OpenVINO Benchmark Tool
The guide is available here, we will use OpenVINO 2023.1, Python 3.10 and resnet-50 Tensorflow model. All code is available on tutorials dir inside Edge Notebook interface.
Download the models:
!omz_downloader --name resnet-50-tf -o models
Next step - convert them to pre-trained model with FP32 quantization:
!mo \ --input_model models/public/resnet-50-tf/resnet_v1-50.pb \ --input_shape=[1,224,224,3] \ --mean_values=[123.68,116.78,103.94] \ -o models/FP32
Next we should select the target node - where the code will run. Let's pick Xeon Platinum 8480+ - this benchmark will run on CPU only. Benchmark time period - 60 seconds.
qsub benchmark_app_job.sh -l nodes=1:idc092 -F "results/ CPU throughput" -v VENV_PATH,OPENVINO_RUNTIME qsub benchmark_app_job.sh -l nodes=1:idc082 -F "results/ GPU throughput" -v VENV_PATH,OPENVINO_RUNTIME
- Xeon Platinum 8480+ - 6527.46 FPS
- Intel Ark A770 Graphics (Alchemist) GPU - 1943.88 FPS
- i7-13700 CPU - 157.88 FPS
- Data Center Flex 170 GPU (16 GB VRAM) - 1710.32 FPS
- Xeon Gold 6448Y CPU - 1146.83 FPS
We go very interesting result. Surely, Xeon 8480 is power horse! 56 cores and 105 MB cache - good enough to be pure winner. But is costs more than $10k! What I'm suggesting you to pick is Ark 770 - 1/3 performance from Xeon 8480, but the price is $300+ dollars. It even outperforms much powerful Flex 170 GPU, which is also very strange, my guess that GPU was under heavy load.
one-API is the open standard for a unified application programming interface (called also API) for multiple computing accelerators: GPUs, AI accelerators, gate arrays and more. In Devcloud, one-API is must have to write and test high-performance apps: IoT, rendering, deep learning and more. The main languages are C, C++ and SYCL.

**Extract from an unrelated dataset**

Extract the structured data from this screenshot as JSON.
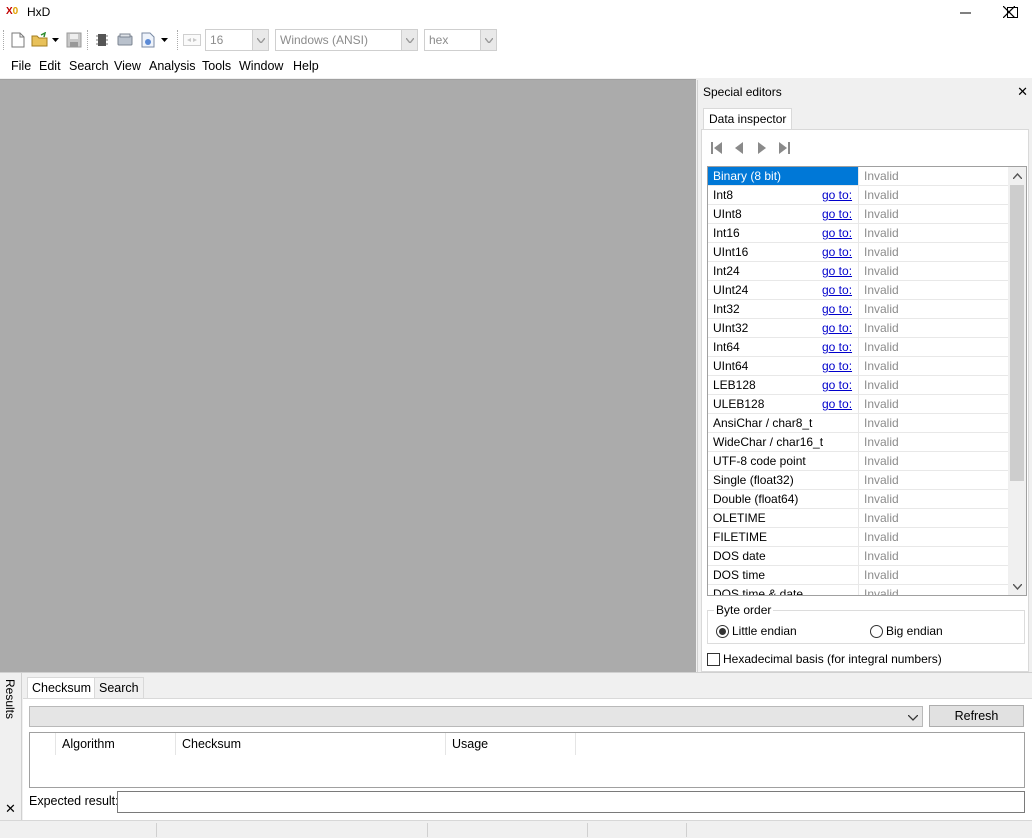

Devcloud includes the next tools:
- Intel® oneAPI Base Toolkit - tools and libraries for building high-performance apps.
- oneAPI HPC Toolkit with Intel C++ Compiler, Fortran compiler and MPI library.
- oneAPI AI Analytics Toolkit - DL training, inference, and data analysis.
- oneAPI Rendering Toolkit - Open source libraries for images and video analysis.
- OpenCL for FPGA development - Accelerate applications by targeting heterogeneous platforms with Intel CPUs and FPGAs.
Unfortunately no global IPv6 found. And even more total silence in docs and manuals. What the heck, Intel? It's 2023!
Empty Pages - Intel, why?
Tons of empty pages, everywhere. Errors? Can't log in? Service not available? Doesn't matter - if something is broken - you have the empty page. Well, maybe it's worth adding an error code, a support link or even a forum page as a desperate measure, but here we go - empty pages for pure experience. It feels like using a falling website where part of it falling apart every minute.
Top benefits - why customer needs Devcloud?
- Access to modern Intel hardware and the ability to prototype and test the applications on it, improve performance and elimitate problems.
- Train and develop AI models without large investments in hardware.
- Good documentation and huge set of examples, available in "one click".
- Free tier: try before purchase and find out the pitfalls.
- Large community and solid support level from a top company.